It is also urged by the appellant that it was the duty of the bank to notify the plaintiff that the mortgage had been assigned to it, and that Whitaker was not its agent, and not to make any payments to him. But according to the evidence in the case, the mortgage was assigned to the bank a few days after its execution, the assignment was promptly recorded and the mortgage was kept in the possession of the bank, and the testimony of the president of the bank and of one of its directors, who examined the property with the view of making the loan, tends to show that the plaintiff knew that the mortgage belonged to the bank. The plaintiff had, therefore, constructive, if not actual, knowledge of the bank's title to the mortgage, and there is, as we have said, no evidence in the case to show that Whitaker had either actual or apparent authority from the bank to collect any part of the mortgage debt, or that the bank had any reason to believe that Whitaker was holding himself out as the agent of the bank.

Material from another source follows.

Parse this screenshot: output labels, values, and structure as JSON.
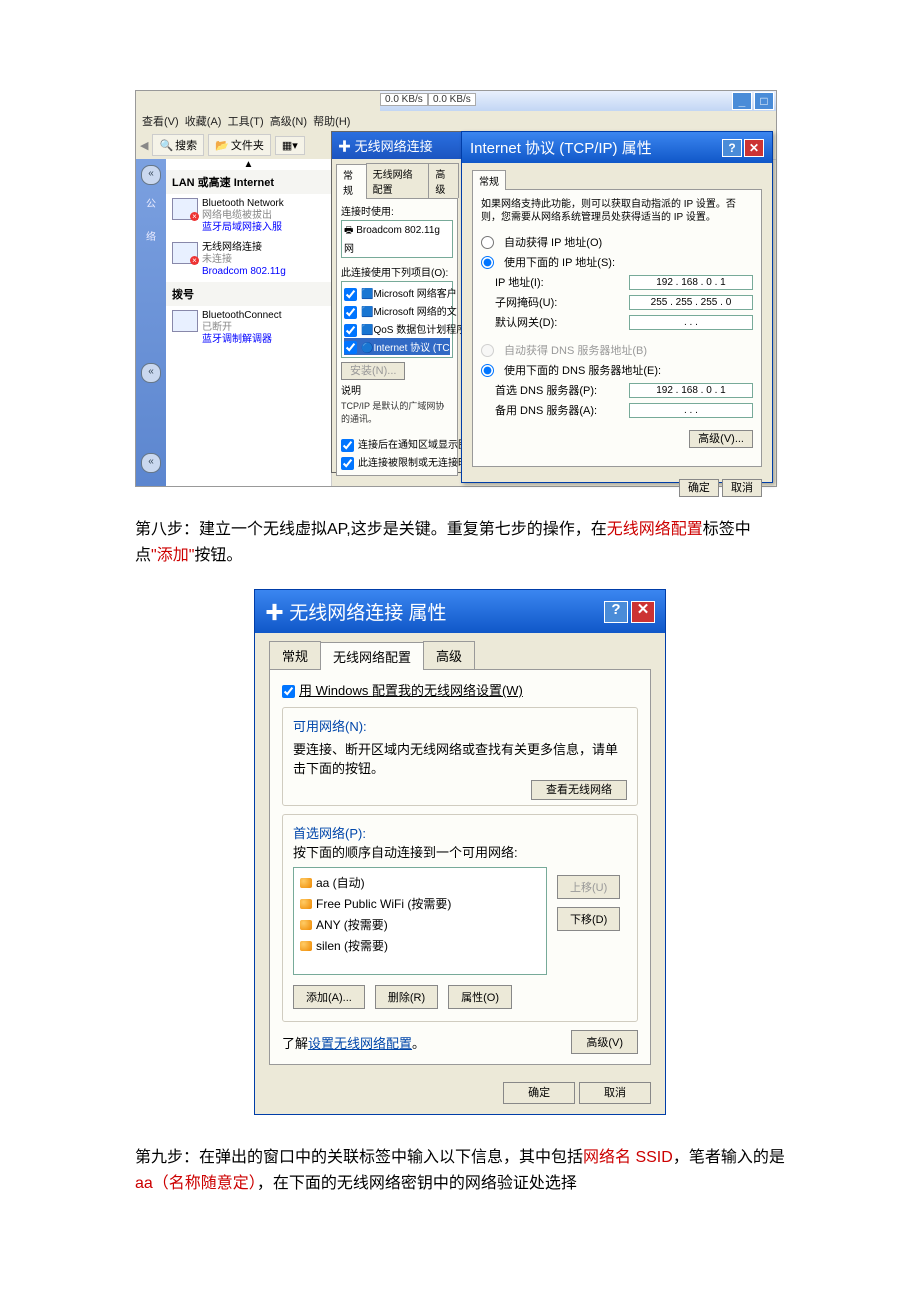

As said by the learned court below, "It is, of course, a serious matter for the church to lose" the money it paid on account of the principal of the mortgage, but as there is no evidence in the case to show that the bank was responsible for the loss, we must affirm the decree dismissing the plaintiff's bill.
Decree affirmed, with costs